Dropbox recently sent an email requesting users to change their passwords. Unfortunately, with spam and phishing concerns it may have gone unnoticed by the majority of the audience it was meant for. So, for you Dropbox users who may have missed it, here's a quick recap.
According to Dropbox, the reason they're requesting this change is due to a breach that happened back in 2012:
"Our security teams are always watching out for new threats to our users. As part of these ongoing efforts, we learned about an old set of Dropbox user credentials (email addresses plus hashed and salted passwords) that we believe were obtained in 2012. Our analysis suggests that the credentials relate to an incident we disclosed around that time."
Here's the the page from the Dropbox Help Center,
If you use Dropbox (or any cloud hosted site for that matter), it's a great practice to change your passwords on a recurring basis.

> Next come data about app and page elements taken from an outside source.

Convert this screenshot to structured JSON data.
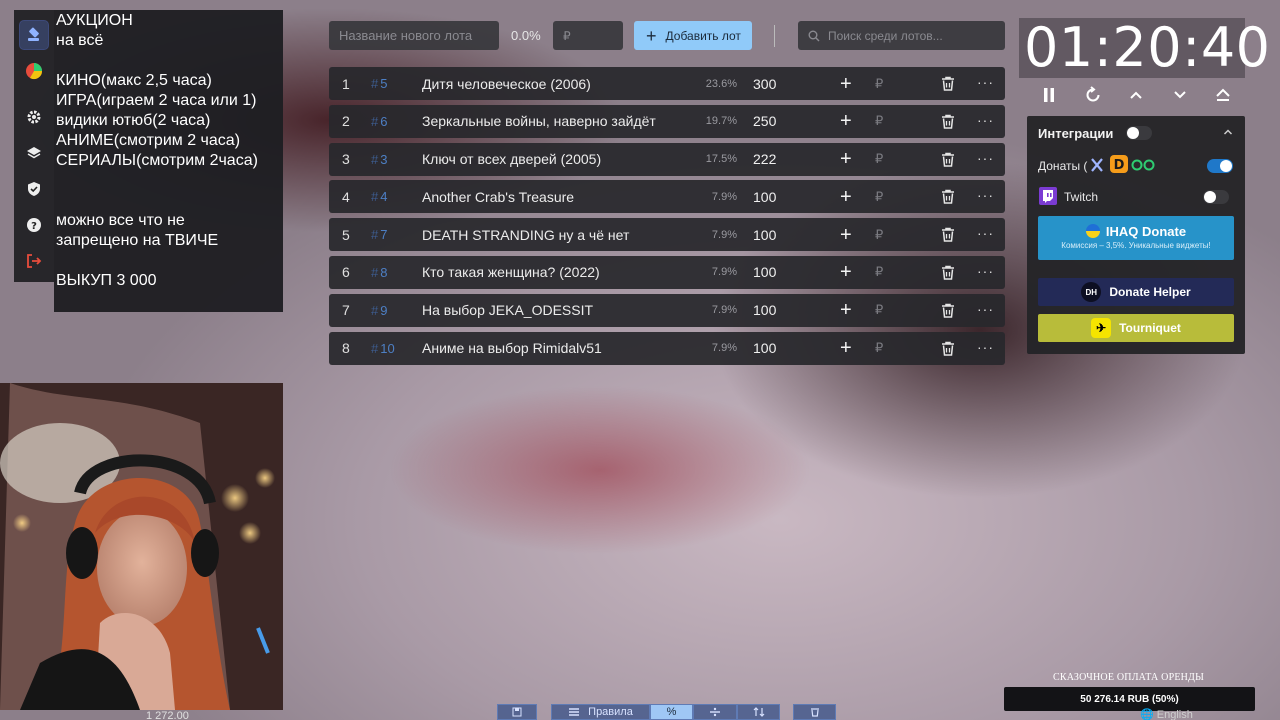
{
  "overlay_text": "АУКЦИОН\nна всё\n\nКИНО(макс 2,5 часа)\nИГРА(играем 2 часа или 1)\nвидики ютюб(2 часа)\nАНИМЕ(смотрим 2 часа)\nСЕРИАЛЫ(смотрим 2часа)\n\n\nможно все что не\nзапрещено на ТВИЧЕ\n\nВЫКУП 3 000",
  "toolbar": {
    "lot_name_placeholder": "Название нового лота",
    "percent": "0.0%",
    "currency_placeholder": "₽",
    "add_button_label": "Добавить лот",
    "search_placeholder": "Поиск среди лотов..."
  },
  "lots": [
    {
      "num": "1",
      "id": "5",
      "name": "Дитя человеческое (2006)",
      "percent": "23.6%",
      "amount": "300"
    },
    {
      "num": "2",
      "id": "6",
      "name": "Зеркальные войны, наверно зайдёт",
      "percent": "19.7%",
      "amount": "250"
    },
    {
      "num": "3",
      "id": "3",
      "name": "Ключ от всех дверей (2005)",
      "percent": "17.5%",
      "amount": "222"
    },
    {
      "num": "4",
      "id": "4",
      "name": "Another Crab's Treasure",
      "percent": "7.9%",
      "amount": "100"
    },
    {
      "num": "5",
      "id": "7",
      "name": "DEATH STRANDING ну а чё нет",
      "percent": "7.9%",
      "amount": "100"
    },
    {
      "num": "6",
      "id": "8",
      "name": "Кто такая женщина? (2022)",
      "percent": "7.9%",
      "amount": "100"
    },
    {
      "num": "7",
      "id": "9",
      "name": "На выбор JEKA_ODESSIT",
      "percent": "7.9%",
      "amount": "100"
    },
    {
      "num": "8",
      "id": "10",
      "name": "Аниме на выбор Rimidalv51",
      "percent": "7.9%",
      "amount": "100"
    }
  ],
  "lot_row": {
    "hash": "#",
    "add_symbol": "+",
    "currency": "₽",
    "more": "···"
  },
  "timer": {
    "value": "01:20:40"
  },
  "integrations": {
    "title": "Интеграции",
    "title_toggle_on": false,
    "donations_label": "Донаты (",
    "donations_toggle_on": true,
    "twitch_label": "Twitch",
    "twitch_toggle_on": false,
    "ihaq_label": "IHAQ Donate",
    "ihaq_subtitle": "Комиссия – 3,5%. Уникальные виджеты!",
    "donate_helper_label": "Donate Helper",
    "tourniquet_label": "Tourniquet"
  },
  "bottom": {
    "left_number": "1 272.00",
    "rules_label": "Правила",
    "percent_symbol": "%",
    "rent_title": "СКАЗОЧНОЕ ОПЛАТА ОРЕНДЫ",
    "rent_progress": "50 276.14 RUB (50%)",
    "rent_fraction": 0.5,
    "language": "English"
  },
  "colors": {
    "accent": "#90caf9",
    "ihaq": "#2793c9",
    "donate_helper": "#232a57",
    "tourniquet": "#b8bc3a",
    "lot_id": "#4d7fc4"
  }
}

On top of that, and while you're at it, you should add another layer of protection by turning on Two Factor Authorization (2FPA).
As always, we recommend that you do the following for all apps and services:
- Avoid reusing the same passwords across multiple services
- Create strong, unique passwords
- Consider using a passphrase instead of a password
- Only sign in to your account from secure devices and always sign out if accessing on a non-personal device
- Enable two-factor authorization whenever possible
On a related note, if you'd like to see how your security precautions stack up, please download our free Cyber Security Report Card and evaluate how you're doing.